- **Instructions for the task**:
Every line of the records that contains the string "text" counts once; give the total and nothing else.
━━━━━ Supplied records ━━━━━
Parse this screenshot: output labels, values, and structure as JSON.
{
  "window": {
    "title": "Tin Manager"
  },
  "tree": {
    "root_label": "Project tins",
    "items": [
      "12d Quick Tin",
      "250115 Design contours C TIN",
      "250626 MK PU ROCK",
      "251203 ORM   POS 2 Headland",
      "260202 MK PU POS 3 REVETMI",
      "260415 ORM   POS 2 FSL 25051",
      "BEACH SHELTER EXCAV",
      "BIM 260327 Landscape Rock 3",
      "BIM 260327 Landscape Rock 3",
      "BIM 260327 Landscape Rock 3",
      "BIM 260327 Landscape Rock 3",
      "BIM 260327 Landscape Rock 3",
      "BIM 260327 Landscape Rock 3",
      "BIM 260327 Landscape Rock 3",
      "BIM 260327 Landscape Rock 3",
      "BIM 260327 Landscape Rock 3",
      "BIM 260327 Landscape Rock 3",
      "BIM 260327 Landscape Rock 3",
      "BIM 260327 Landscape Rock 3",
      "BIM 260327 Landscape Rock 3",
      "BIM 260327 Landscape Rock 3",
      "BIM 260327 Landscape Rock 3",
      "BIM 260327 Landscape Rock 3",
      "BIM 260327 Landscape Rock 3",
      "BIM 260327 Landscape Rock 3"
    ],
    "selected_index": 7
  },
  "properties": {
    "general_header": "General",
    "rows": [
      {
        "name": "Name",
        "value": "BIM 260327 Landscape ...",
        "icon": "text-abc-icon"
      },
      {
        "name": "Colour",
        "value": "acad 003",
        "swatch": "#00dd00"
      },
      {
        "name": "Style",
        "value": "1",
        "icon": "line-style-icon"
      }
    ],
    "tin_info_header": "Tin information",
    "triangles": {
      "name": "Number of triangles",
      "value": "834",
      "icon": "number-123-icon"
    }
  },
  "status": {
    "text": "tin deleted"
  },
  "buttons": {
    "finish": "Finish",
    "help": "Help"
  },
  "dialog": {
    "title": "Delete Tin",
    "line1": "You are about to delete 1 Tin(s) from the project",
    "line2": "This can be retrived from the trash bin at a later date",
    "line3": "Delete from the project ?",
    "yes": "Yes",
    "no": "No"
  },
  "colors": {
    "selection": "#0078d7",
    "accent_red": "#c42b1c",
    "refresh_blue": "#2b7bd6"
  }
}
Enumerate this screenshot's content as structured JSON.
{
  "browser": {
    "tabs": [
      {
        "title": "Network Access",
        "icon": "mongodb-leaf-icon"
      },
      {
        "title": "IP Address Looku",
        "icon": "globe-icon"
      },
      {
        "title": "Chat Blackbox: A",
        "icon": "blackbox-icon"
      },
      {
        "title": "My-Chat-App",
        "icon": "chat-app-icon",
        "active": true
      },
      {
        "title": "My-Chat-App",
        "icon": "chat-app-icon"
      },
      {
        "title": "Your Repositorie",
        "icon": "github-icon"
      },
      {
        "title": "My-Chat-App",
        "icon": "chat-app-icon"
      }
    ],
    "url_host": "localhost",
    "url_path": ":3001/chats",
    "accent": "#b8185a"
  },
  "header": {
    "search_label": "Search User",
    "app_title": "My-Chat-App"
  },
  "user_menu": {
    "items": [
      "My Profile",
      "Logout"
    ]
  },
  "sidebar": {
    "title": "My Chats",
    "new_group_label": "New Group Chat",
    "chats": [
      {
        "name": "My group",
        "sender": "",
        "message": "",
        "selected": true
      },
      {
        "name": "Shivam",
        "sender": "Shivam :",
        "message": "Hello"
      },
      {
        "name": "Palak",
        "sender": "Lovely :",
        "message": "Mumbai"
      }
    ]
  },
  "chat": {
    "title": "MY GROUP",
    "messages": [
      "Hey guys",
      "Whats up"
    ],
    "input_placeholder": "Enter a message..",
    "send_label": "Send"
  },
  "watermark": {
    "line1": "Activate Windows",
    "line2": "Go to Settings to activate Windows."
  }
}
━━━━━
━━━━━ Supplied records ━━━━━
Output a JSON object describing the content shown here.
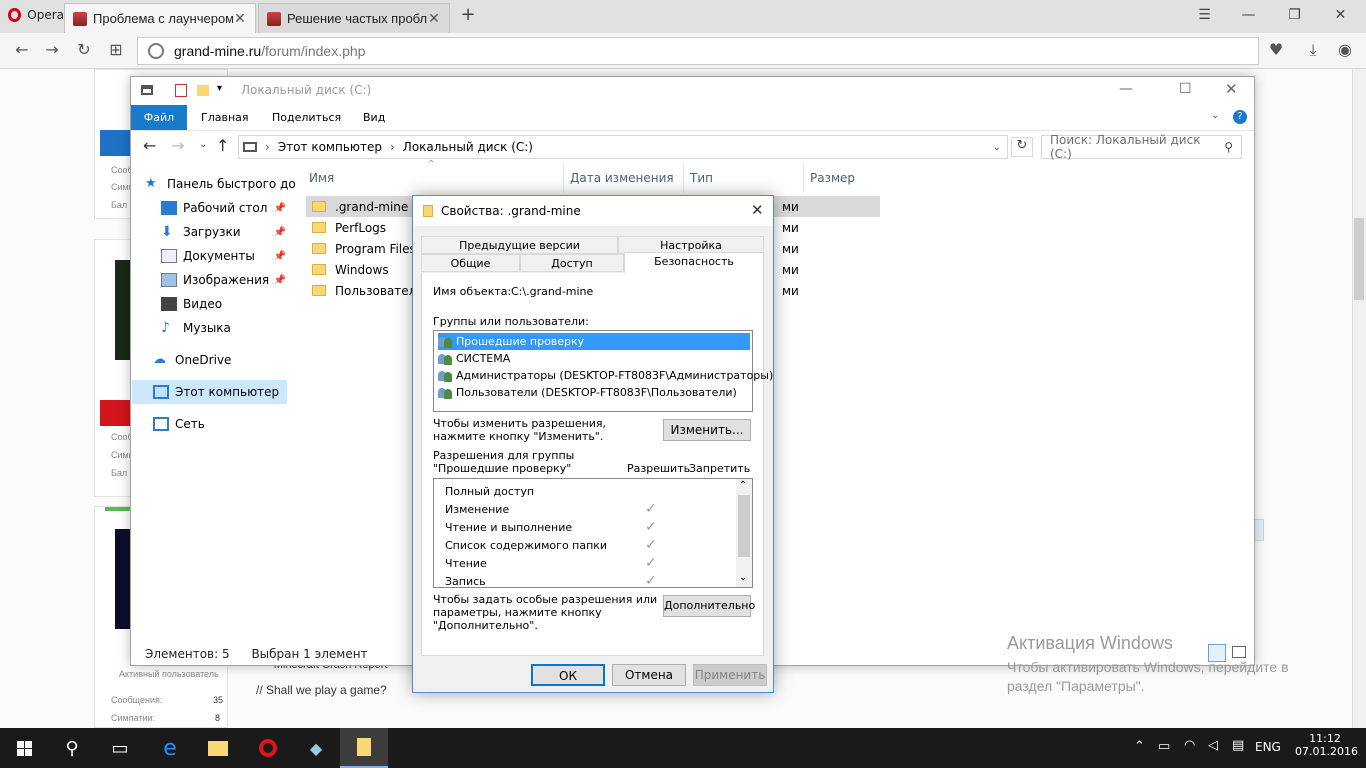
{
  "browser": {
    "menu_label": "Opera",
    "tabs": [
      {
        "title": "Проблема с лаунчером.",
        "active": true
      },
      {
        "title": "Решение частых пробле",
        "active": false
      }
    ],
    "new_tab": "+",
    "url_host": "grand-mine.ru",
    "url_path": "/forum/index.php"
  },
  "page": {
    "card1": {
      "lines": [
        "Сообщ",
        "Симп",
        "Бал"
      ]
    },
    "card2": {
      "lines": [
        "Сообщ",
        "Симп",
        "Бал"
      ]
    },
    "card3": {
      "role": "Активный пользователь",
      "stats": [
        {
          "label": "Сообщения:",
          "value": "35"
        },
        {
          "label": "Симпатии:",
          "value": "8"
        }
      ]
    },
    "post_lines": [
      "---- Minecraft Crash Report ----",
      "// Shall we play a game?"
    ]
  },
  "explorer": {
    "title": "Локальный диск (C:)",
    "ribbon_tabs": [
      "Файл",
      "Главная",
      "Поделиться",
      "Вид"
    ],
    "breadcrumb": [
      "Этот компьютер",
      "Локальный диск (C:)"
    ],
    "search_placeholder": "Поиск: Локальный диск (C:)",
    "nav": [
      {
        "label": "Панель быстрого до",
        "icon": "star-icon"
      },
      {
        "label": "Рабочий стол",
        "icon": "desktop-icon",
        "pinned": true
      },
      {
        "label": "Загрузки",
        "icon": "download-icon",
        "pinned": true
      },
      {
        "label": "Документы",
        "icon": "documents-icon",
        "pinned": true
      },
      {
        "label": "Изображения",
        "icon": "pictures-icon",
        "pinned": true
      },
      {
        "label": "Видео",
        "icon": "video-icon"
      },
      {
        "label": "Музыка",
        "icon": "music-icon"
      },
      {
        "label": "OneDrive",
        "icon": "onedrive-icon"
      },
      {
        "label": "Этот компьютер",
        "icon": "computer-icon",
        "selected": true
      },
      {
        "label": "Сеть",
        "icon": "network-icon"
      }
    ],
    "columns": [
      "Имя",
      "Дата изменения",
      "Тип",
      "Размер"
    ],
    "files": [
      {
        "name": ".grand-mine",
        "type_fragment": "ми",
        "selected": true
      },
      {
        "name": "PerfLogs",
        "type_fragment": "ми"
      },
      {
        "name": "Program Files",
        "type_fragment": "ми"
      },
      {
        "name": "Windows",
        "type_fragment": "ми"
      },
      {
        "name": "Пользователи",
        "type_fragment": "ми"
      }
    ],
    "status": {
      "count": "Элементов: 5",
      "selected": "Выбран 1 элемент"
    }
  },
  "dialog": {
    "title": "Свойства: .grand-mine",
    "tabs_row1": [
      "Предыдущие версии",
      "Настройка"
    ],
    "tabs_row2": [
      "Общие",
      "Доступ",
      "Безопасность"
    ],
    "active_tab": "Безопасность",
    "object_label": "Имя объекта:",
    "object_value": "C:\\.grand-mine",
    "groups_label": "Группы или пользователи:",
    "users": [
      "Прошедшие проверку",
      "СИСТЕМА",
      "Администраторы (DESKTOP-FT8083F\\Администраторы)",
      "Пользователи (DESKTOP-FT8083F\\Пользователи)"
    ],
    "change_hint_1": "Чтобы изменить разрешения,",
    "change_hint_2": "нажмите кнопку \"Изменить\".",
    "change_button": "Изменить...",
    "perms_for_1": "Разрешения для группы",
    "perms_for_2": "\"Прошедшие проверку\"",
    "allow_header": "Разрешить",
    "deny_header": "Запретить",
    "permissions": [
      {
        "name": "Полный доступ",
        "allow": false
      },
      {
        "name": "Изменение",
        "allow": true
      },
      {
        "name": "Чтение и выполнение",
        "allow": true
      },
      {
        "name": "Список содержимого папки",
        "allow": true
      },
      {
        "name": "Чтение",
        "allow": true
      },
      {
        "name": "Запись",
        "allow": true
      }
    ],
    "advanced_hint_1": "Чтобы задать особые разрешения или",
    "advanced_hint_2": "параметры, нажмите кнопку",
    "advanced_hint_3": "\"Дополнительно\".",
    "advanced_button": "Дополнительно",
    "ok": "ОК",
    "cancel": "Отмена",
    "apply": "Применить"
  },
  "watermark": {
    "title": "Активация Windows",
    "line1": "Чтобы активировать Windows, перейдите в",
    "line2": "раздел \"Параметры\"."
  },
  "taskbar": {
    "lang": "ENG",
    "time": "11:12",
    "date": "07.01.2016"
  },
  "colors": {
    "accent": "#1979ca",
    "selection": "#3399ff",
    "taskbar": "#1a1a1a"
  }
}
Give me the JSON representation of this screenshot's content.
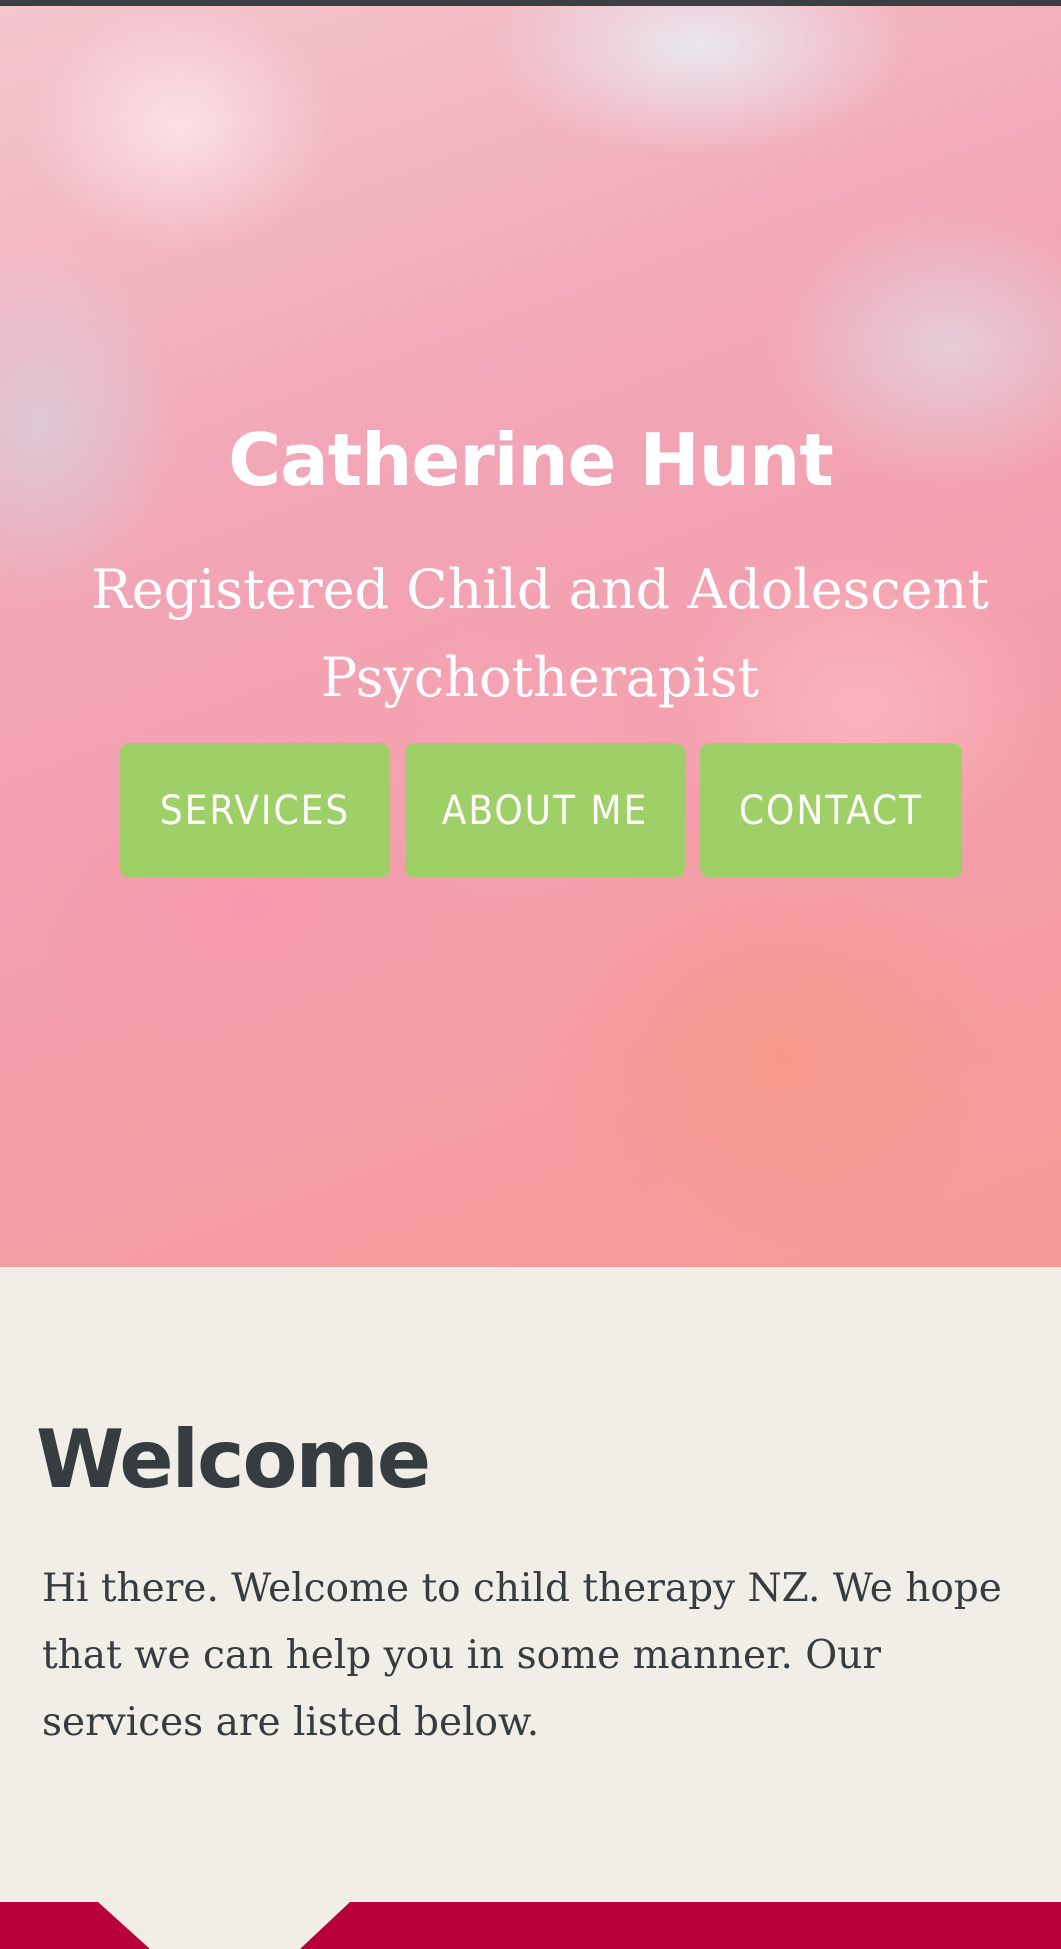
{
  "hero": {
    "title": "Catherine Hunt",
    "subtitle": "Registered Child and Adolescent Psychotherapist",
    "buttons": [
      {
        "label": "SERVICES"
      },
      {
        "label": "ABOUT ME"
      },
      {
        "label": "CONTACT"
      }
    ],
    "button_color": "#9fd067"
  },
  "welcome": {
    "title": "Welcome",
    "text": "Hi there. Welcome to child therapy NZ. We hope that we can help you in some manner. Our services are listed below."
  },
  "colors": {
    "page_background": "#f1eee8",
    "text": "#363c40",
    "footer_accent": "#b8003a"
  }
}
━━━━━
- **Result of the task**:
4